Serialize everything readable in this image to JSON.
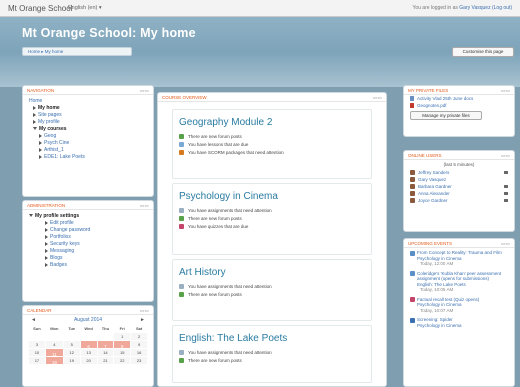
{
  "topbar": {
    "site_name": "Mt Orange School",
    "language": "English (en) ▾",
    "login_prefix": "You are logged in as",
    "user_name": "Gary Vasquez",
    "logout": "(Log out)"
  },
  "header": {
    "title": "Mt Orange School: My home",
    "breadcrumb": "Home ▸ My home",
    "customise_button": "Customise this page"
  },
  "navigation": {
    "title": "NAVIGATION",
    "items": {
      "home": "Home",
      "my_home": "My home",
      "site_pages": "Site pages",
      "my_profile": "My profile",
      "my_courses": "My courses",
      "c1": "Geog",
      "c2": "Psych Cine",
      "c3": "Arthist_1",
      "c4": "EDE1: Lake Poets"
    }
  },
  "administration": {
    "title": "ADMINISTRATION",
    "heading": "My profile settings",
    "items": [
      "Edit profile",
      "Change password",
      "Portfolios",
      "Security keys",
      "Messaging",
      "Blogs",
      "Badges"
    ]
  },
  "calendar": {
    "title": "CALENDAR",
    "month": "August 2014",
    "prev": "◄",
    "next": "►",
    "days": [
      "Sun",
      "Mon",
      "Tue",
      "Wed",
      "Thu",
      "Fri",
      "Sat"
    ],
    "row1": [
      "",
      "",
      "",
      "",
      "",
      "1",
      "2"
    ],
    "row2": [
      "3",
      "4",
      "5",
      "6",
      "7",
      "8",
      "9"
    ],
    "row3": [
      "10",
      "11",
      "12",
      "13",
      "14",
      "15",
      "16"
    ],
    "row4": [
      "17",
      "18",
      "19",
      "20",
      "21",
      "22",
      "23"
    ]
  },
  "course_overview": {
    "title": "COURSE OVERVIEW",
    "courses": [
      {
        "name": "Geography Module 2",
        "notices": [
          "There are new forum posts",
          "You have lessons that are due",
          "You have SCORM packages that need attention"
        ]
      },
      {
        "name": "Psychology in Cinema",
        "notices": [
          "You have assignments that need attention",
          "There are new forum posts",
          "You have quizzes that are due"
        ]
      },
      {
        "name": "Art History",
        "notices": [
          "You have assignments that need attention",
          "There are new forum posts"
        ]
      },
      {
        "name": "English: The Lake Poets",
        "notices": [
          "You have assignments that need attention",
          "There are new forum posts"
        ]
      }
    ]
  },
  "private_files": {
    "title": "MY PRIVATE FILES",
    "files": [
      "Activity Vlad 25th June docs",
      "Geognotes.pdf"
    ],
    "manage_button": "Manage my private files"
  },
  "online_users": {
    "title": "ONLINE USERS",
    "subtitle": "(last 5 minutes)",
    "users": [
      "Jeffrey Sanders",
      "Gary Vasquez",
      "Barbara Gardner",
      "Anna Alexander",
      "Joyce Gardner"
    ]
  },
  "upcoming_events": {
    "title": "UPCOMING EVENTS",
    "events": [
      {
        "title": "From Concept to Reality: Trauma and Film",
        "course": "Psychology in Cinema",
        "time": "Today, 12:00 AM"
      },
      {
        "title": "Coleridge's 'Kubla Khan' peer assessment assignment (opens for submissions)",
        "course": "English: The Lake Poets",
        "time": "Today, 10:05 AM"
      },
      {
        "title": "Factual recall test (Quiz opens)",
        "course": "Psychology in Cinema",
        "time": "Today, 10:07 AM"
      },
      {
        "title": "Screening: Spider",
        "course": "Psychology in Cinema",
        "time": ""
      }
    ]
  },
  "colors": {
    "accent": "#e55a1b",
    "link": "#3a6fb0",
    "course_title": "#2a7ba1"
  }
}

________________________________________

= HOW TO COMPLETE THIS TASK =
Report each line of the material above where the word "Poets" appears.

= RESULT OF THE TASK =
      "c4": "EDE1: Lake Poets"
        "name": "English: The Lake Poets",
        "course": "English: The Lake Poets",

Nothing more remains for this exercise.